ENCW 512.30: Fiction Workshop                                                          M. Powell

CRN 5145     W        6:00-9:00 PM

 

A workshop helping students develop their skills in such fiction techniques as characterization, plot, setting, point of view, and style. Permission of the instructor required.

 

 

ENCW 513.30: Poetry Workshop                                                           T. Witek

CRN 4932     T          6:00-9:00 PM

 

An intensive workshop in poetic method. Each student will construct a portfolio of eight poems, at least four using techniques other than free verse. We will examine  books of contemporary poetry for strategies and offer each other poetic challenges.  Graduate students will do an extra project.

 

Permission of instructor required.

 

ENGL 681.30  Topic in Theory:  Green Literary Studies                   M. Pollock

CRN                M        6:00-9:00 PM

 

This course will provide an overview of two relatively new fields, ecocriticism and animal studies. Our study of primary works (including novels, films, poetry, and nonfiction) will support a close reading of criticism and theory. We’ll focus on two controversies: (1) a place-based understanding of environmental issues versus a more global understanding of human life within particular ecologies and (2) the rights of individual animals versus a more scientific concern for animal populations.

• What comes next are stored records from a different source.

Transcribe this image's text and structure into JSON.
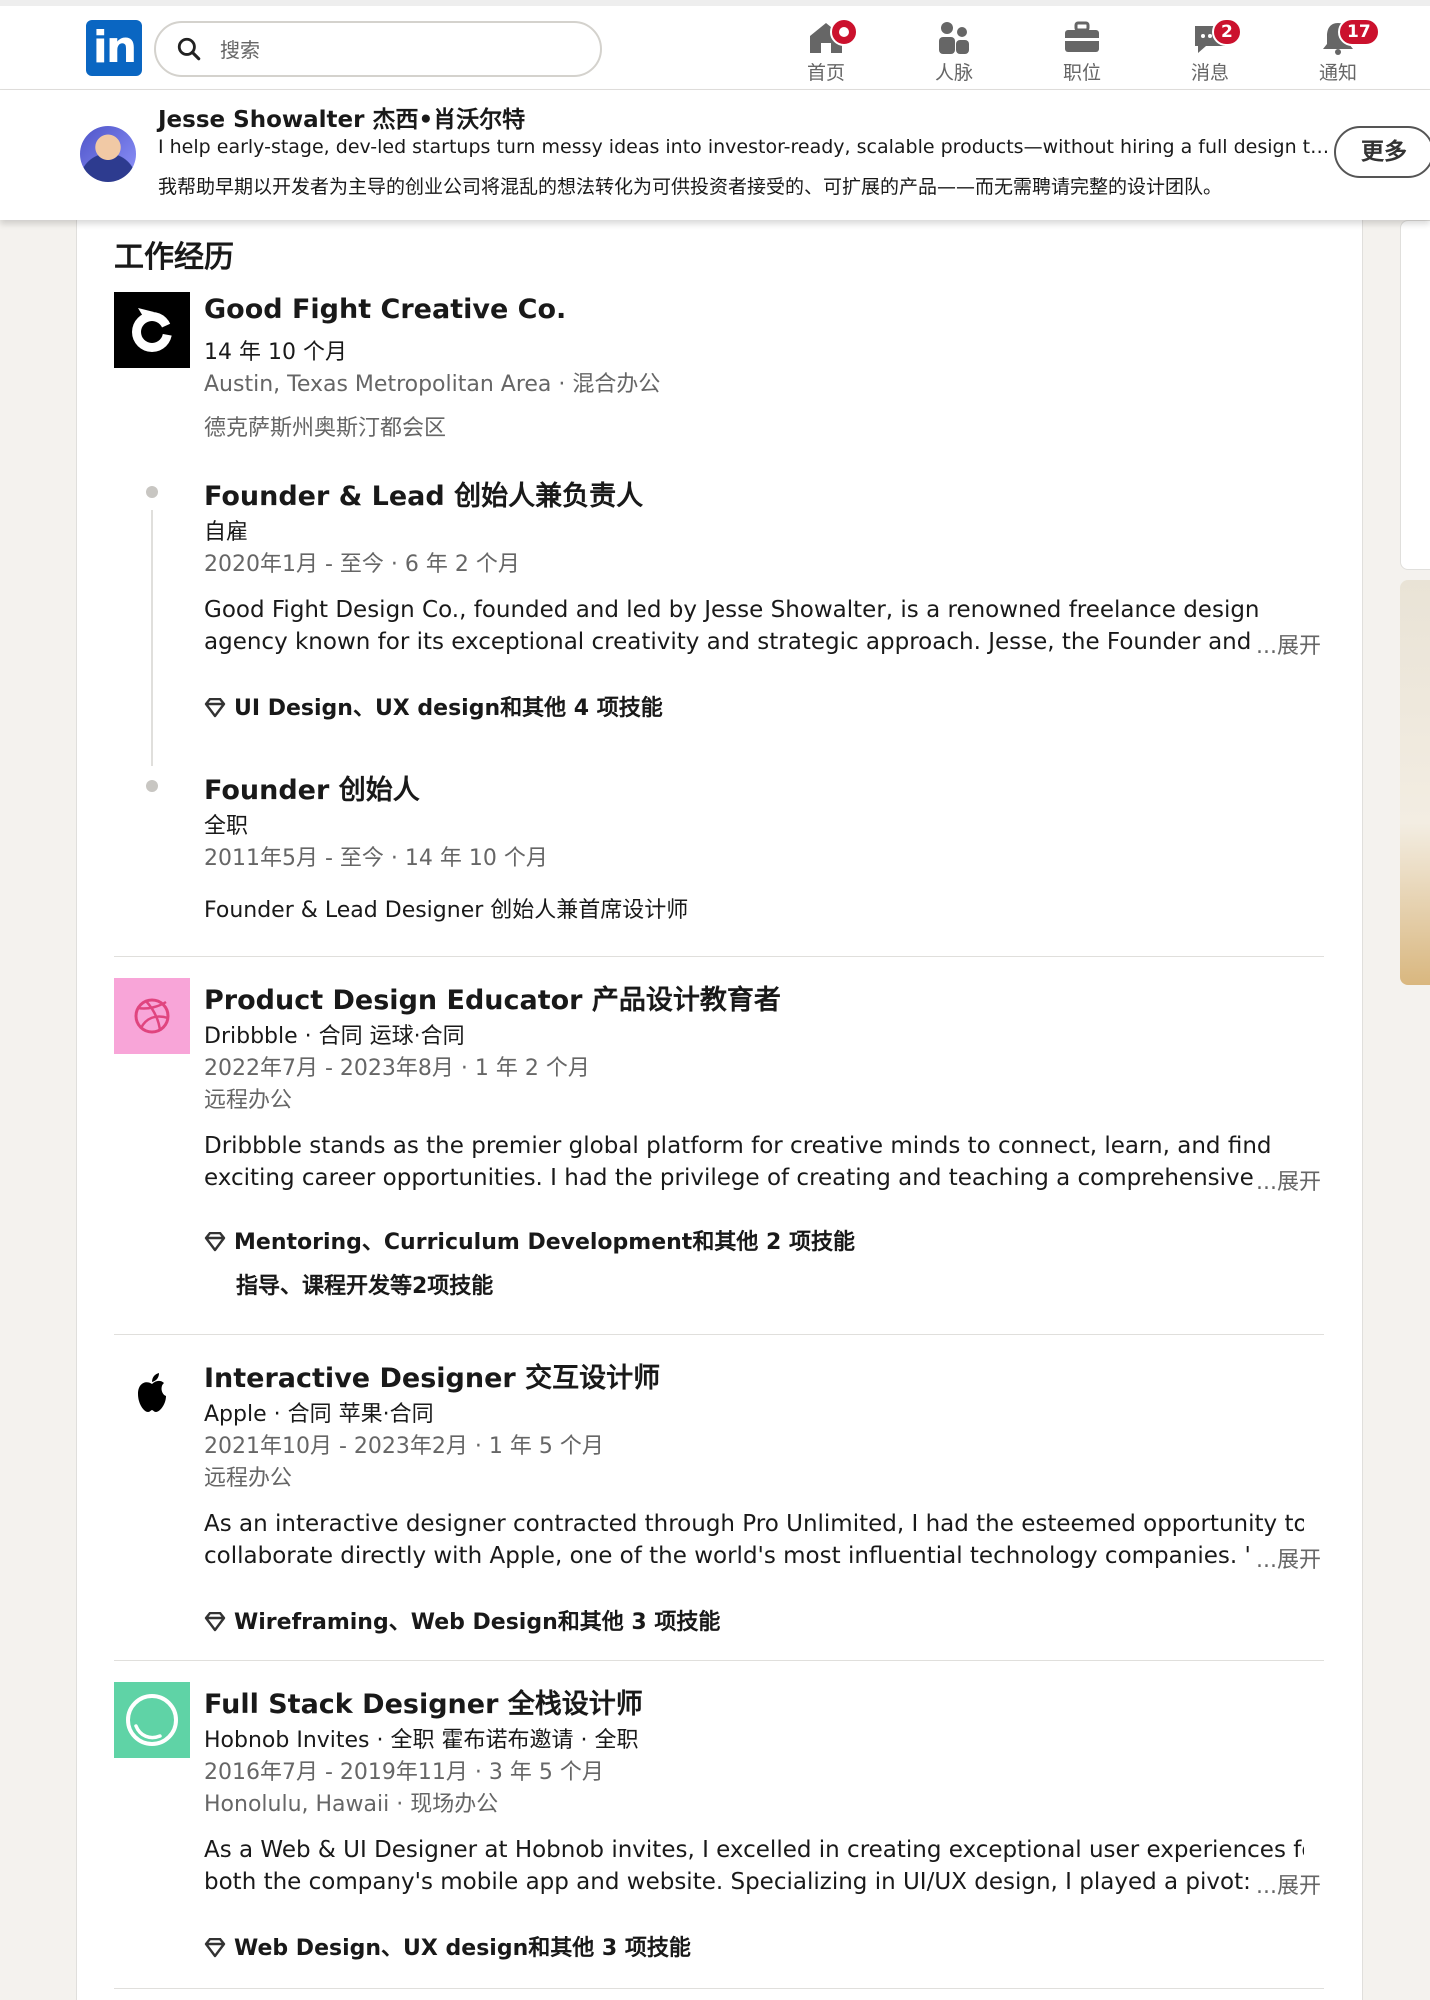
{
  "nav": {
    "logo": "in",
    "search_placeholder": "搜索",
    "items": [
      {
        "label": "首页",
        "badge": ""
      },
      {
        "label": "人脉",
        "badge": ""
      },
      {
        "label": "职位",
        "badge": ""
      },
      {
        "label": "消息",
        "badge": "2"
      },
      {
        "label": "通知",
        "badge": "17"
      }
    ]
  },
  "profile_bar": {
    "name": "Jesse Showalter  杰西•肖沃尔特",
    "headline": "I help early-stage, dev-led startups turn messy ideas into investor-ready, scalable products—without hiring a full design team.",
    "headline_zh": "我帮助早期以开发者为主导的创业公司将混乱的想法转化为可供投资者接受的、可扩展的产品——而无需聘请完整的设计团队。",
    "more_button": "更多"
  },
  "experience": {
    "section_title": "工作经历",
    "expand_label": "...展开",
    "good_fight": {
      "company": "Good Fight Creative Co.",
      "duration": "14 年 10 个月",
      "location": "Austin, Texas Metropolitan Area · 混合办公",
      "location_zh": "德克萨斯州奥斯汀都会区",
      "roles": [
        {
          "title": "Founder & Lead  创始人兼负责人",
          "type": "自雇",
          "dates": "2020年1月 - 至今 · 6 年 2 个月",
          "desc_line1": "Good Fight Design Co., founded and led by Jesse Showalter, is a renowned freelance design",
          "desc_line2": "agency known for its exceptional creativity and strategic approach. Jesse, the Founder and",
          "skills": "UI Design、UX design和其他 4 项技能"
        },
        {
          "title": "Founder  创始人",
          "type": "全职",
          "dates": "2011年5月 - 至今 · 14 年 10 个月",
          "desc": "Founder & Lead Designer  创始人兼首席设计师"
        }
      ]
    },
    "dribbble": {
      "title": "Product Design Educator  产品设计教育者",
      "company_line": "Dribbble · 合同  运球·合同",
      "dates": "2022年7月 - 2023年8月 · 1 年 2 个月",
      "work_mode": "远程办公",
      "desc_line1": "Dribbble stands as the premier global platform for creative minds to connect, learn, and find",
      "desc_line2": "exciting career opportunities. I had the privilege of creating and teaching a comprehensive",
      "skills": "Mentoring、Curriculum Development和其他 2 项技能",
      "skills_zh": "指导、课程开发等2项技能"
    },
    "apple": {
      "title": "Interactive Designer  交互设计师",
      "company_line": "Apple · 合同  苹果·合同",
      "dates": "2021年10月 - 2023年2月 · 1 年 5 个月",
      "work_mode": "远程办公",
      "desc_line1": "As an interactive designer contracted through Pro Unlimited, I had the esteemed opportunity to",
      "desc_line2": "collaborate directly with Apple, one of the world's most influential technology companies. '",
      "skills": "Wireframing、Web Design和其他 3 项技能"
    },
    "hobnob": {
      "title": "Full Stack Designer  全栈设计师",
      "company_line": "Hobnob Invites · 全职  霍布诺布邀请 · 全职",
      "dates": "2016年7月 - 2019年11月 · 3 年 5 个月",
      "location": "Honolulu, Hawaii · 现场办公",
      "desc_line1": "As a Web & UI Designer at Hobnob invites, I excelled in creating exceptional user experiences for",
      "desc_line2": "both the company's mobile app and website. Specializing in UI/UX design, I played a pivot:",
      "skills": "Web Design、UX design和其他 3 项技能"
    }
  },
  "colors": {
    "linkedin_blue": "#0a66c2",
    "badge_red": "#cb112d",
    "dribbble_pink": "#f8a5d8",
    "hobnob_green": "#5fd3a6"
  }
}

If you haven’t already read it, take a look at Shakespeare’s The Tempest, and if you haven’t seen it, watch Cameron’s 2009 film Avatar. We’ll start with these texts.